With the release of a trove of documents linking a slew of world leaders and wealthy people of power to shady business deals and offshore financial moves, the Central American nation of Panama is once again under criticism for being an alleged “tax haven.”
At the center of what has been dubbed the “Panama Papers” scandal is Mossack Fonseca, an international law firm with offices in more than 40 countries and a history that sounds like something out of a John le Carré novel.
Founded in 1977 by German Jürgen Mossack and Panmanian Ramón Fonseca, the company specializes in maritime law, trust services, wealth management, international business structures, and commercial law. It also operates offices in Belize, The Netherlands, Costa Rica, United Kingdom, Malta, Hong Kong, Cyprus, British Virgin Islands, Bahamas, Panama, British Anguilla, Seychelles, Samoa and in three U.S. states.

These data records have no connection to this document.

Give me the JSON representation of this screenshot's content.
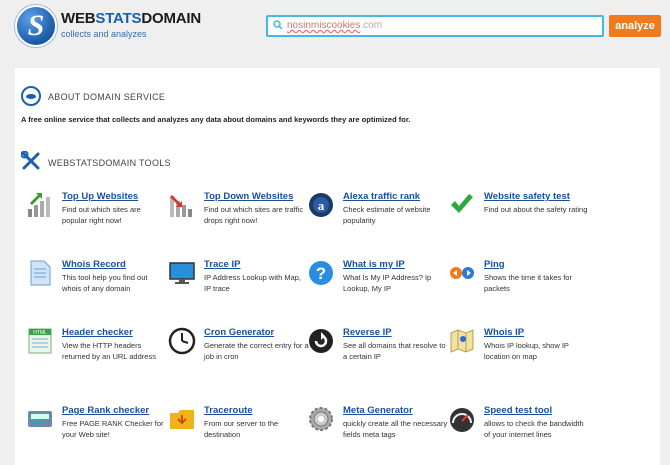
{
  "logo": {
    "letter": "S",
    "title_a": "WEB",
    "title_b": "STATS",
    "title_c": "DOMAIN",
    "subtitle": "collects and analyzes"
  },
  "search": {
    "value_a": "nosinmiscookies",
    "value_b": ".com",
    "button_label": "analyze"
  },
  "about": {
    "title": "ABOUT DOMAIN SERVICE",
    "text": "A free online service that collects and analyzes any data about domains and keywords they are optimized for."
  },
  "tools_section": {
    "title": "WEBSTATSDOMAIN TOOLS"
  },
  "tools": [
    {
      "name": "Top Up Websites",
      "desc": "Find out which sites are popular right now!",
      "icon": "chart-up-icon"
    },
    {
      "name": "Top Down Websites",
      "desc": "Find out which sites are traffic drops right now!",
      "icon": "chart-down-icon"
    },
    {
      "name": "Alexa traffic rank",
      "desc": "Check estimate of website popularity",
      "icon": "alexa-icon"
    },
    {
      "name": "Website safety test",
      "desc": "Find out about the safety rating",
      "icon": "checkmark-icon"
    },
    {
      "name": "Whois Record",
      "desc": "This tool help you find out whois of any domain",
      "icon": "document-icon"
    },
    {
      "name": "Trace IP",
      "desc": "IP Address Lookup with Map, IP trace",
      "icon": "monitor-icon"
    },
    {
      "name": "What is my IP",
      "desc": "What Is My IP Address? Ip Lookup, My IP",
      "icon": "question-icon"
    },
    {
      "name": "Ping",
      "desc": "Shows the time it takes for packets",
      "icon": "arrows-icon"
    },
    {
      "name": "Header checker",
      "desc": "View the HTTP headers returned by an URL address",
      "icon": "html-icon"
    },
    {
      "name": "Cron Generator",
      "desc": "Generate the correct entry for a job in cron",
      "icon": "clock-icon"
    },
    {
      "name": "Reverse IP",
      "desc": "See all domains that resolve to a certain IP",
      "icon": "reverse-icon"
    },
    {
      "name": "Whois IP",
      "desc": "Whois IP lookup, show IP location on map",
      "icon": "map-icon"
    },
    {
      "name": "Page Rank checker",
      "desc": "Free PAGE RANK Checker for your Web site!",
      "icon": "pagerank-icon"
    },
    {
      "name": "Traceroute",
      "desc": "From our server to the destination",
      "icon": "folder-icon"
    },
    {
      "name": "Meta Generator",
      "desc": "quickly create all the necessary fields meta tags",
      "icon": "gear-icon"
    },
    {
      "name": "Speed test tool",
      "desc": "allows to check the bandwidth of your internet lines",
      "icon": "speedometer-icon"
    }
  ]
}
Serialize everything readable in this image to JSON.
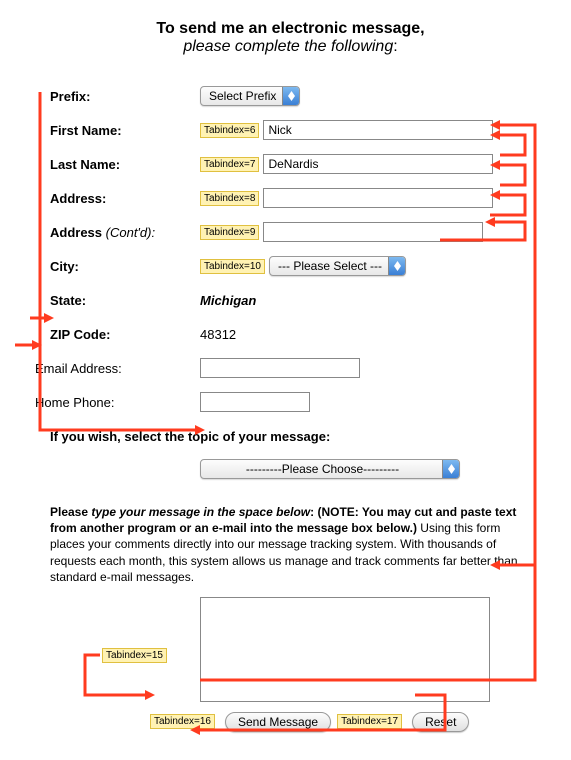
{
  "heading": {
    "line1": "To send me an electronic message,",
    "line2": "please complete the following",
    "colon": ":"
  },
  "labels": {
    "prefix": "Prefix:",
    "first_name": "First Name:",
    "last_name": "Last Name:",
    "address": "Address:",
    "address2_pre": "Address ",
    "address2_em": "(Cont'd):",
    "city": "City:",
    "state": "State:",
    "zip": "ZIP Code:",
    "email": "Email Address:",
    "phone": "Home Phone:"
  },
  "values": {
    "prefix_select": "Select Prefix",
    "first_name": "Nick",
    "last_name": "DeNardis",
    "address": "",
    "address2": "",
    "city_select": "--- Please Select ---",
    "state": "Michigan",
    "zip": "48312",
    "email": "",
    "phone": ""
  },
  "badges": {
    "t6": "Tabindex=6",
    "t7": "Tabindex=7",
    "t8": "Tabindex=8",
    "t9": "Tabindex=9",
    "t10": "Tabindex=10",
    "t15": "Tabindex=15",
    "t16": "Tabindex=16",
    "t17": "Tabindex=17"
  },
  "topic": {
    "title": "If you wish, select the topic of your message:",
    "select": "---------Please Choose---------"
  },
  "message": {
    "p1a": "Please ",
    "p1b": "type your message in the space below",
    "p1c": ": (NOTE:  You may cut and paste text from another program or an e-mail into the message box below.)",
    "p2": "Using this form places your comments directly into our message tracking system. With thousands of requests each month, this system allows us manage and track comments far better than standard e-mail messages."
  },
  "buttons": {
    "send": "Send Message",
    "reset": "Reset"
  }
}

The company claims it has “operated beyond reproach” for 40 years and has never faced criminal charges.
But it is now coming under increasing scrutiny following a report brought to light by an international coalition of media outlets with the Washington-based International Consortium of Investigative Journalists.
The consortium said the documents – based on a cache of 11.5 million records – involve 214,488 companies and 14,153 clients of Mossack Fonseca. While the nonprofit group said it would not release the full list of companies and people linked to them until early next month, it has spotlighted high ranking governmental officials in countries such as Argentina, Mexico, Honduras and Brazil.

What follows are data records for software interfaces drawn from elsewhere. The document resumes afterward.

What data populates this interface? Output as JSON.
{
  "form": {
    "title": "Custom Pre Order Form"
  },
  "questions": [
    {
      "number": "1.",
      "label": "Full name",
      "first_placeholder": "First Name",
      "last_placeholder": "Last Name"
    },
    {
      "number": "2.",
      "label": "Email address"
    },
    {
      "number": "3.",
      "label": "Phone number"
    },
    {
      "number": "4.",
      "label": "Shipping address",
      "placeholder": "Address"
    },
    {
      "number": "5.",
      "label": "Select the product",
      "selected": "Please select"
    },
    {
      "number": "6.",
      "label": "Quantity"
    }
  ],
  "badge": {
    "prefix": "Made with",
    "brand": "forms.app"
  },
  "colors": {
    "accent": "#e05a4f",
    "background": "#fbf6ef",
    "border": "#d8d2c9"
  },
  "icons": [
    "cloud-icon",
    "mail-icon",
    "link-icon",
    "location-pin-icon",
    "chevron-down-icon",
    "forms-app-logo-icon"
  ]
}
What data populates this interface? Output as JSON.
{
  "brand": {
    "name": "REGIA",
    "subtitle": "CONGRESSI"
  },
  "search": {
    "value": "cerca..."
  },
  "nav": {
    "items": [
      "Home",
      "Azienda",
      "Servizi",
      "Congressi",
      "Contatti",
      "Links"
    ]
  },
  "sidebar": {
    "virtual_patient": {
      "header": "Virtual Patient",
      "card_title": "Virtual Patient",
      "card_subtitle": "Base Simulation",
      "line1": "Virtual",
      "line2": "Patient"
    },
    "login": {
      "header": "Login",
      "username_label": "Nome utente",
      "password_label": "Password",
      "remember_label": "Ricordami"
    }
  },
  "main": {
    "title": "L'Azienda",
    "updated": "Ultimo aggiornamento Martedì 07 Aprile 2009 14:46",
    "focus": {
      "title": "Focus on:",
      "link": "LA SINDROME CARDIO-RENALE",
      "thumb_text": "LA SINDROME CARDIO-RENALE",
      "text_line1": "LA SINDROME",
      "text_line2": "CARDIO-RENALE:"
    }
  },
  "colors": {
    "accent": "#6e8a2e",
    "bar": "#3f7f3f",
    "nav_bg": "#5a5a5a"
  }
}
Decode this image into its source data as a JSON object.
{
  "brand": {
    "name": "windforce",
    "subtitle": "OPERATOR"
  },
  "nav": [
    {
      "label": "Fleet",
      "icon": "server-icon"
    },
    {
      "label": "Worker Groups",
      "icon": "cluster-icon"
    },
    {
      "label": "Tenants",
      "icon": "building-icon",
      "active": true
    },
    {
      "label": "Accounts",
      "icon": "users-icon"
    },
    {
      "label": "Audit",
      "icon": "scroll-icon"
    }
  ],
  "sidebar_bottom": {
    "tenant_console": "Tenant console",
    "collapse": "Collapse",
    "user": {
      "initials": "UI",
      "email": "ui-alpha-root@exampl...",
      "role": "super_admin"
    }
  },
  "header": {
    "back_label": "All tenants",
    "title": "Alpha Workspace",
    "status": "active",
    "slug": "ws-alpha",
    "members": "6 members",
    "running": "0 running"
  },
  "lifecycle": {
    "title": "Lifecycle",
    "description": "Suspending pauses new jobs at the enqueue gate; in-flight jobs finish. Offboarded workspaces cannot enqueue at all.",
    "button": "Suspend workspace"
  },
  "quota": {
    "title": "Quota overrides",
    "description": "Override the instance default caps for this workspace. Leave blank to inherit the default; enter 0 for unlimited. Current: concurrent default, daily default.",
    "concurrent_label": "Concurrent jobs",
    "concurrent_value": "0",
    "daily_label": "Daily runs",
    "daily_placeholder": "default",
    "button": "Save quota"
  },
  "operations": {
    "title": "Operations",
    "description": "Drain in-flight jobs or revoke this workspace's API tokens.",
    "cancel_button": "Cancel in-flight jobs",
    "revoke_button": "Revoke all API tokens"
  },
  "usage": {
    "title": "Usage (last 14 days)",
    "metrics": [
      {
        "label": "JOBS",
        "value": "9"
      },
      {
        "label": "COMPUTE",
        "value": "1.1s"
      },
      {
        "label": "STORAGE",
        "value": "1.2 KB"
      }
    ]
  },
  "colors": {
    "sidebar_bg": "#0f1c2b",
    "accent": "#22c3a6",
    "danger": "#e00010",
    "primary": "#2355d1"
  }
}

For his part, Fonseca has confirmed that the documents obtained by the ICIJ were authentic, but says they were obtained by hackers. He added that most of the people named in the report are not his direct clients but were accounts set up by intermediaries. He insists his firm did not engage in any wrongdoing.

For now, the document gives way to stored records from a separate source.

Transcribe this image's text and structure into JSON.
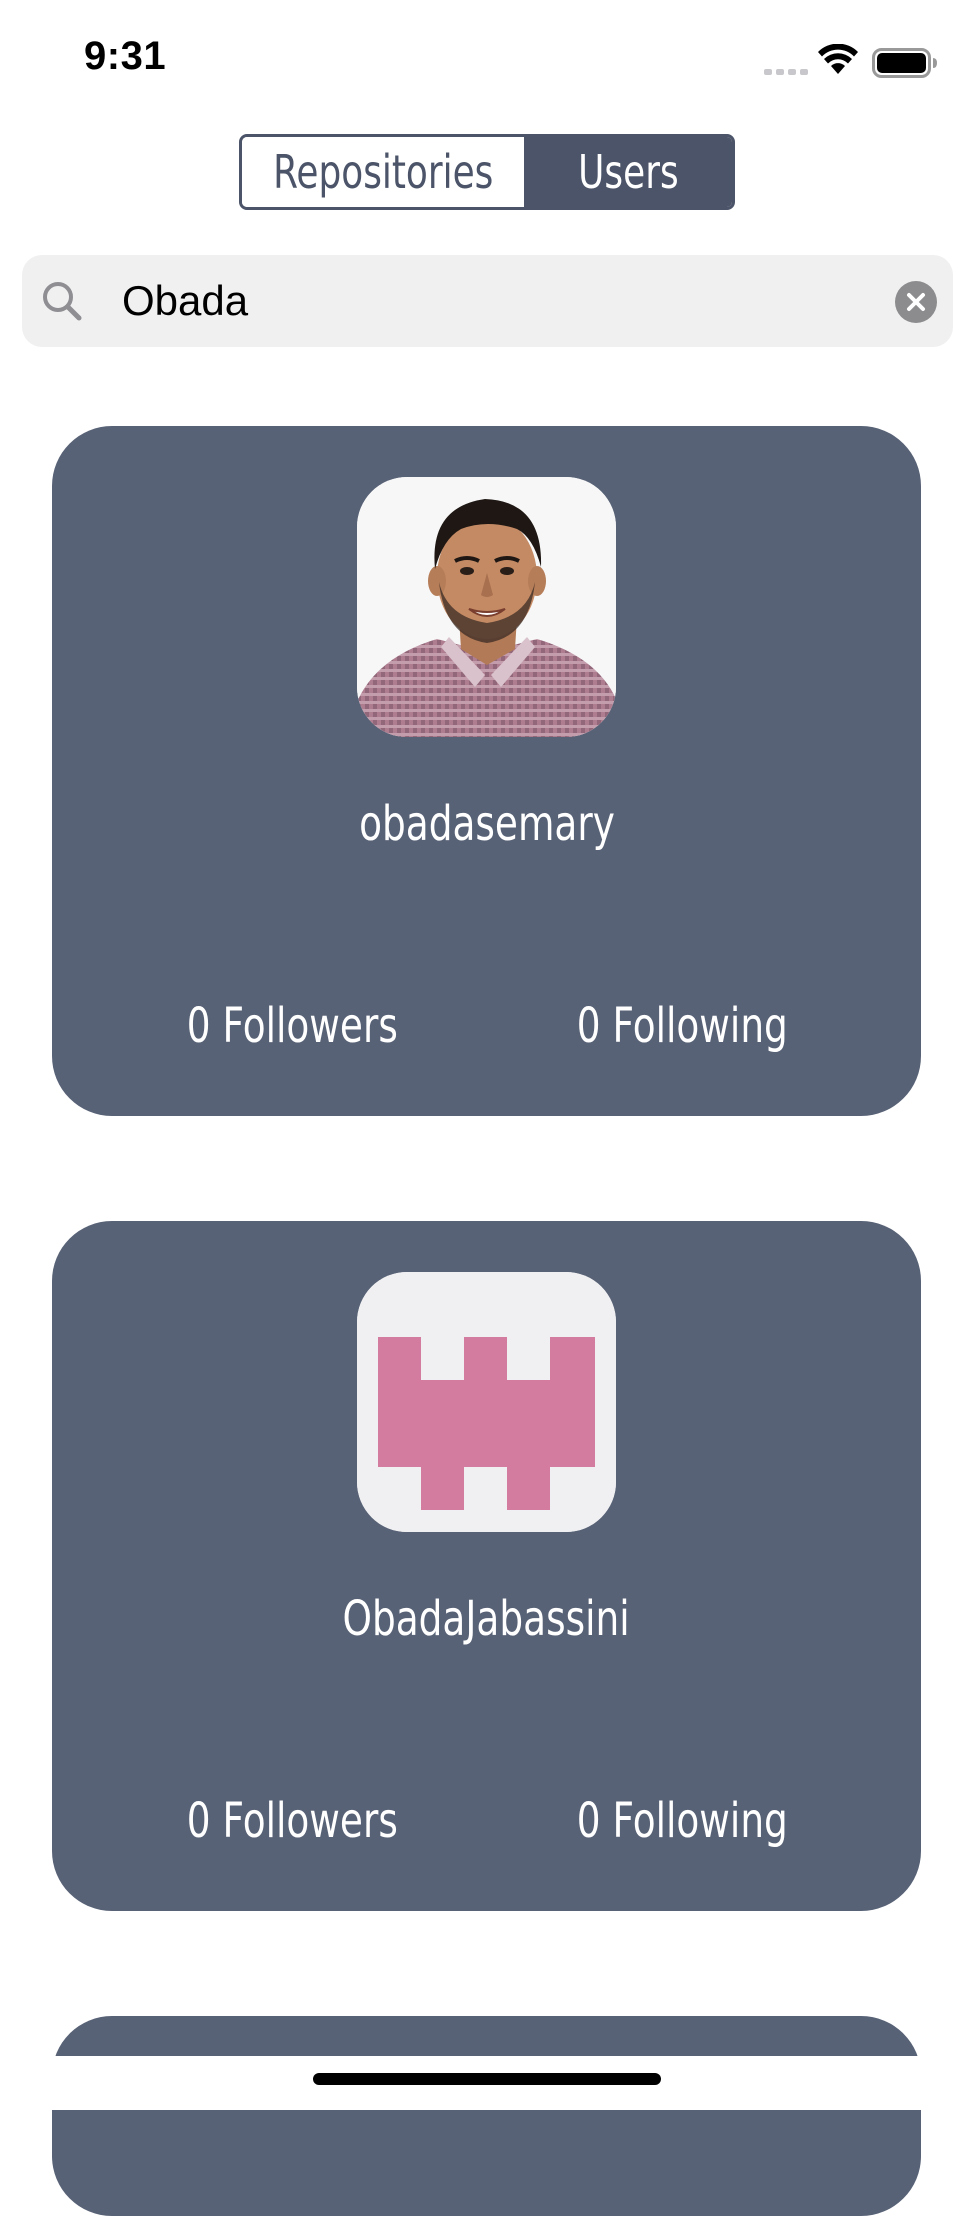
{
  "status_bar": {
    "time": "9:31"
  },
  "segmented_control": {
    "segments": [
      {
        "label": "Repositories",
        "selected": false
      },
      {
        "label": "Users",
        "selected": true
      }
    ],
    "accent_color": "#4b5468"
  },
  "search": {
    "value": "Obada",
    "placeholder": ""
  },
  "users": [
    {
      "username": "obadasemary",
      "followers": "0 Followers",
      "following": "0 Following",
      "avatar": "profile-photo"
    },
    {
      "username": "ObadaJabassini",
      "followers": "0 Followers",
      "following": "0 Following",
      "avatar": "identicon",
      "identicon_color": "#d47ba0"
    }
  ],
  "colors": {
    "card_background": "#586276",
    "search_background": "#f0f0f1"
  }
}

The ICIJ, however, believes that the firm looked the other way when it came to money laundering, tax evasion, political corruption and criminal enterprises.
“The firm’s customers have included Ponzi schemers, drug kingpins, tax evaders and at least one jailed sex offender,” the ICIJ report stated. “The law firm has worked closely with big banks and big law firms in places like The Netherlands, Mexico, the United States and Switzerland, helping clients move money or slash their tax bills.”
Mossack, the son of a Nazi SS officer, moved to Panama as a child following the end of World War II. While living in Panama, his father offered to spy on communist activity in nearby Cuba for the CIA, according to U.S. Army intelligence files.
The younger Mossack went to law school in Panama and began to practice in London before returning to Panama to start the firm that would later merge into Mossack Fonseca.
Fonseca, who besides being embroiled in this scandal has as second career as an award-winning novelist, is a member of Panama’s high society and connected to many of the country’s leading politicians. He was most recently an advisor President Juan Carlos Varela, but was forced to take a leave of absence amid allegations of his role in the bribery and money-laundering scandal enmeshing Brazil’s state-controlled oil company Petrobras.
“Our firm has been mistakenly connected with matters in which we have no involvement whatsoever,” the company said in a statement earlier this year in regards to the Petrobras scandal. “All our offices maintain the highest due diligence standards that comply with all international laws and regulations.”
The ICIJ report also reaffirms Panama status as a “tax haven” alongside places like the British Virgin Islands, the Cayman Islands and Switzerland. A tax haven is a country that offers foreign individuals and businesses little or no tax liability and provides little or no financial information to foreign tax authorities.
“The scope is surprising, but we all knew Panama was a haven for this type of stuff,” Chris Sabatini, a professor at Columbia University’s School of International and Public Affairs told Fox News Latino.
Despite Panama promising to crack down on money laundering and other illicit banking operations as part of its free trade agreement with the U.S., Sabatini said that the only thing that has changed is the people putting their money into these operations.
“Panama may not be used by drug traffickers anymore,” he said, “but there is still a huge amount of nefarious operations going on.”